◆ **Action item**:
Keeping every word intact, reproduce all of the records.

◆ **Material provided**:
══════════

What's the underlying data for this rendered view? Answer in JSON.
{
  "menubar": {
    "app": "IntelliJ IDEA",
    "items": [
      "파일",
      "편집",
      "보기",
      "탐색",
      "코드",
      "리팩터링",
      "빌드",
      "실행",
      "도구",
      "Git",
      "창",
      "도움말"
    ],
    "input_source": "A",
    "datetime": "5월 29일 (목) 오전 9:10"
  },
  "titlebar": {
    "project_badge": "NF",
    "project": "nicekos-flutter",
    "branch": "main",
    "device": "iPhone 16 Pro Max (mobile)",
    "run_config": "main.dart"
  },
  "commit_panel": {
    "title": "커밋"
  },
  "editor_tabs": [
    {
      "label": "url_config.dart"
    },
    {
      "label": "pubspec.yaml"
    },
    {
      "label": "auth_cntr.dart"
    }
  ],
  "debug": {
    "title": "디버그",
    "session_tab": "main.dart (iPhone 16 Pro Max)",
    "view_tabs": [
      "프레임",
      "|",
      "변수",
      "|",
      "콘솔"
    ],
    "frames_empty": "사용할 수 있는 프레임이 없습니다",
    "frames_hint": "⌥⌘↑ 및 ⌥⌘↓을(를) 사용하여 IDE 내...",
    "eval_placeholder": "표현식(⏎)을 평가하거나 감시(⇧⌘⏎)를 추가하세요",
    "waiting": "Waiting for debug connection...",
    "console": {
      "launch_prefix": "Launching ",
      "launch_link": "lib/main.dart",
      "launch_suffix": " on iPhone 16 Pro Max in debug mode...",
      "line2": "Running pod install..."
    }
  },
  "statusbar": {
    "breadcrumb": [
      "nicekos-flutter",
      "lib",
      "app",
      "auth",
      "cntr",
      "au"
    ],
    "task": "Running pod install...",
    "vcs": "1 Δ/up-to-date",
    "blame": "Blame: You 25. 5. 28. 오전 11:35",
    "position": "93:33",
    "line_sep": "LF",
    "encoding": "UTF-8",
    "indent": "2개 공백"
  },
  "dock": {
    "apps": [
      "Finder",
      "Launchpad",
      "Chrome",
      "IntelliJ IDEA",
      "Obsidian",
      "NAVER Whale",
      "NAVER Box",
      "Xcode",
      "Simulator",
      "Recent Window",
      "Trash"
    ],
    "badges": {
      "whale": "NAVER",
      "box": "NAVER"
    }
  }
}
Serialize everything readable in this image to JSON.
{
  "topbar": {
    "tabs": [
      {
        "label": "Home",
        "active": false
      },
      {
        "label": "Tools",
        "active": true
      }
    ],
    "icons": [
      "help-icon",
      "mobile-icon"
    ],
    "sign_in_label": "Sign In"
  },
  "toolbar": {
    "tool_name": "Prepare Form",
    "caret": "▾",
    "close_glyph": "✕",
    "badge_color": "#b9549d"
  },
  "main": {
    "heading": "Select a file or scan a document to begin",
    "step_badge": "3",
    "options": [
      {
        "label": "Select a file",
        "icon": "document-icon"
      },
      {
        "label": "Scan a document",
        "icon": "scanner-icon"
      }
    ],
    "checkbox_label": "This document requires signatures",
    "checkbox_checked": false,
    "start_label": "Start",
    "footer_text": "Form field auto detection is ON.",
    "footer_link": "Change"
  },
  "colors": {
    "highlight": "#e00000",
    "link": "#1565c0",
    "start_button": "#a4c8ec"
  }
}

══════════

◆ **Written reply**:
What's the underlying data for this rendered view? Answer in JSON.
{
  "menubar": {
    "app": "IntelliJ IDEA",
    "items": [
      "파일",
      "편집",
      "보기",
      "탐색",
      "코드",
      "리팩터링",
      "빌드",
      "실행",
      "도구",
      "Git",
      "창",
      "도움말"
    ],
    "input_source": "A",
    "datetime": "5월 29일 (목) 오전 9:10"
  },
  "titlebar": {
    "project_badge": "NF",
    "project": "nicekos-flutter",
    "branch": "main",
    "device": "iPhone 16 Pro Max (mobile)",
    "run_config": "main.dart"
  },
  "commit_panel": {
    "title": "커밋"
  },
  "editor_tabs": [
    {
      "label": "url_config.dart"
    },
    {
      "label": "pubspec.yaml"
    },
    {
      "label": "auth_cntr.dart"
    }
  ],
  "debug": {
    "title": "디버그",
    "session_tab": "main.dart (iPhone 16 Pro Max)",
    "view_tabs": [
      "프레임",
      "|",
      "변수",
      "|",
      "콘솔"
    ],
    "frames_empty": "사용할 수 있는 프레임이 없습니다",
    "frames_hint": "⌥⌘↑ 및 ⌥⌘↓을(를) 사용하여 IDE 내...",
    "eval_placeholder": "표현식(⏎)을 평가하거나 감시(⇧⌘⏎)를 추가하세요",
    "waiting": "Waiting for debug connection...",
    "console": {
      "launch_prefix": "Launching ",
      "launch_link": "lib/main.dart",
      "launch_suffix": " on iPhone 16 Pro Max in debug mode...",
      "line2": "Running pod install..."
    }
  },
  "statusbar": {
    "breadcrumb": [
      "nicekos-flutter",
      "lib",
      "app",
      "auth",
      "cntr",
      "au"
    ],
    "task": "Running pod install...",
    "vcs": "1 Δ/up-to-date",
    "blame": "Blame: You 25. 5. 28. 오전 11:35",
    "position": "93:33",
    "line_sep": "LF",
    "encoding": "UTF-8",
    "indent": "2개 공백"
  },
  "dock": {
    "apps": [
      "Finder",
      "Launchpad",
      "Chrome",
      "IntelliJ IDEA",
      "Obsidian",
      "NAVER Whale",
      "NAVER Box",
      "Xcode",
      "Simulator",
      "Recent Window",
      "Trash"
    ],
    "badges": {
      "whale": "NAVER",
      "box": "NAVER"
    }
  }
}
Serialize everything readable in this image to JSON.
{
  "topbar": {
    "tabs": [
      {
        "label": "Home",
        "active": false
      },
      {
        "label": "Tools",
        "active": true
      }
    ],
    "icons": [
      "help-icon",
      "mobile-icon"
    ],
    "sign_in_label": "Sign In"
  },
  "toolbar": {
    "tool_name": "Prepare Form",
    "caret": "▾",
    "close_glyph": "✕",
    "badge_color": "#b9549d"
  },
  "main": {
    "heading": "Select a file or scan a document to begin",
    "step_badge": "3",
    "options": [
      {
        "label": "Select a file",
        "icon": "document-icon"
      },
      {
        "label": "Scan a document",
        "icon": "scanner-icon"
      }
    ],
    "checkbox_label": "This document requires signatures",
    "checkbox_checked": false,
    "start_label": "Start",
    "footer_text": "Form field auto detection is ON.",
    "footer_link": "Change"
  },
  "colors": {
    "highlight": "#e00000",
    "link": "#1565c0",
    "start_button": "#a4c8ec"
  }
}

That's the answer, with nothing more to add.